Content starts

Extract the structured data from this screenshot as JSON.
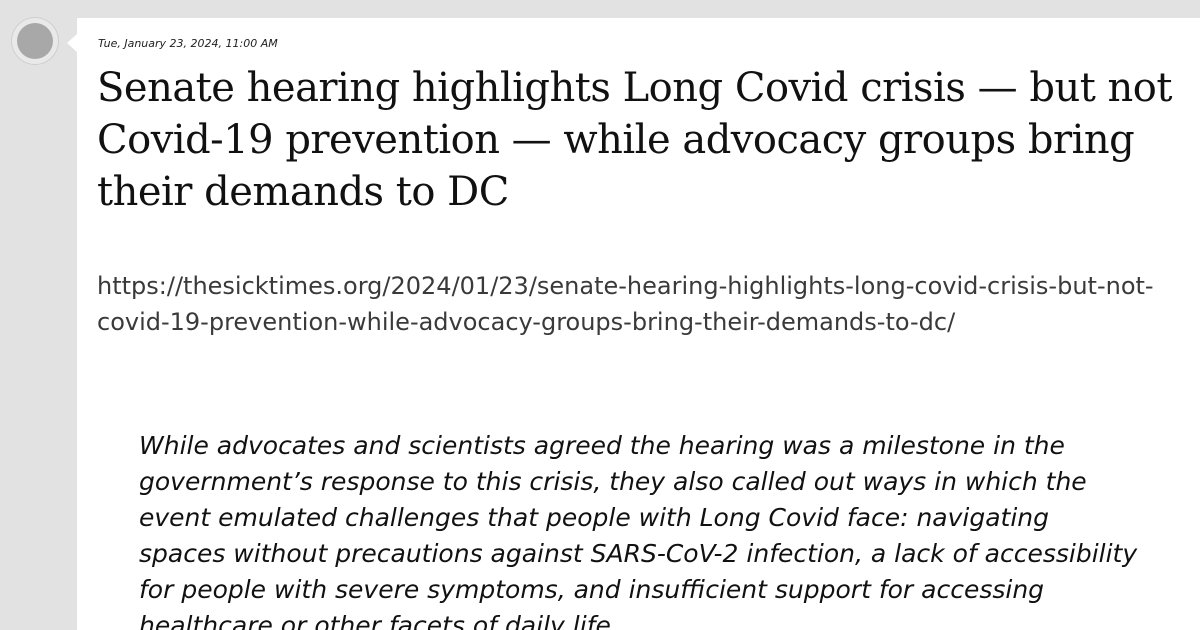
{
  "post": {
    "timestamp": "Tue, January 23, 2024, 11:00 AM",
    "title": "Senate hearing highlights Long Covid crisis — but not Covid-19 prevention — while advocacy groups bring their demands to DC",
    "url": "https://thesicktimes.org/2024/01/23/senate-hearing-highlights-long-covid-crisis-but-not-covid-19-prevention-while-advocacy-groups-bring-their-demands-to-dc/",
    "quote": "While advocates and scientists agreed the hearing was a milestone in the government’s response to this crisis, they also called out ways in which the event emulated challenges that people with Long Covid face: navigating spaces without precautions against SARS-CoV-2 infection, a lack of accessibility for people with severe symptoms, and insufficient support for accessing healthcare or other facets of daily life."
  },
  "colors": {
    "background": "#e2e2e2",
    "card": "#ffffff",
    "avatar": "#a8a8a8",
    "url_text": "#3a3a3a"
  }
}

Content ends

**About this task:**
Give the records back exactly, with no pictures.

**Exercise output:**
Extract the structured data from this screenshot as JSON.
{
  "post": {
    "timestamp": "Tue, January 23, 2024, 11:00 AM",
    "title": "Senate hearing highlights Long Covid crisis — but not Covid-19 prevention — while advocacy groups bring their demands to DC",
    "url": "https://thesicktimes.org/2024/01/23/senate-hearing-highlights-long-covid-crisis-but-not-covid-19-prevention-while-advocacy-groups-bring-their-demands-to-dc/",
    "quote": "While advocates and scientists agreed the hearing was a milestone in the government’s response to this crisis, they also called out ways in which the event emulated challenges that people with Long Covid face: navigating spaces without precautions against SARS-CoV-2 infection, a lack of accessibility for people with severe symptoms, and insufficient support for accessing healthcare or other facets of daily life."
  },
  "colors": {
    "background": "#e2e2e2",
    "card": "#ffffff",
    "avatar": "#a8a8a8",
    "url_text": "#3a3a3a"
  }
}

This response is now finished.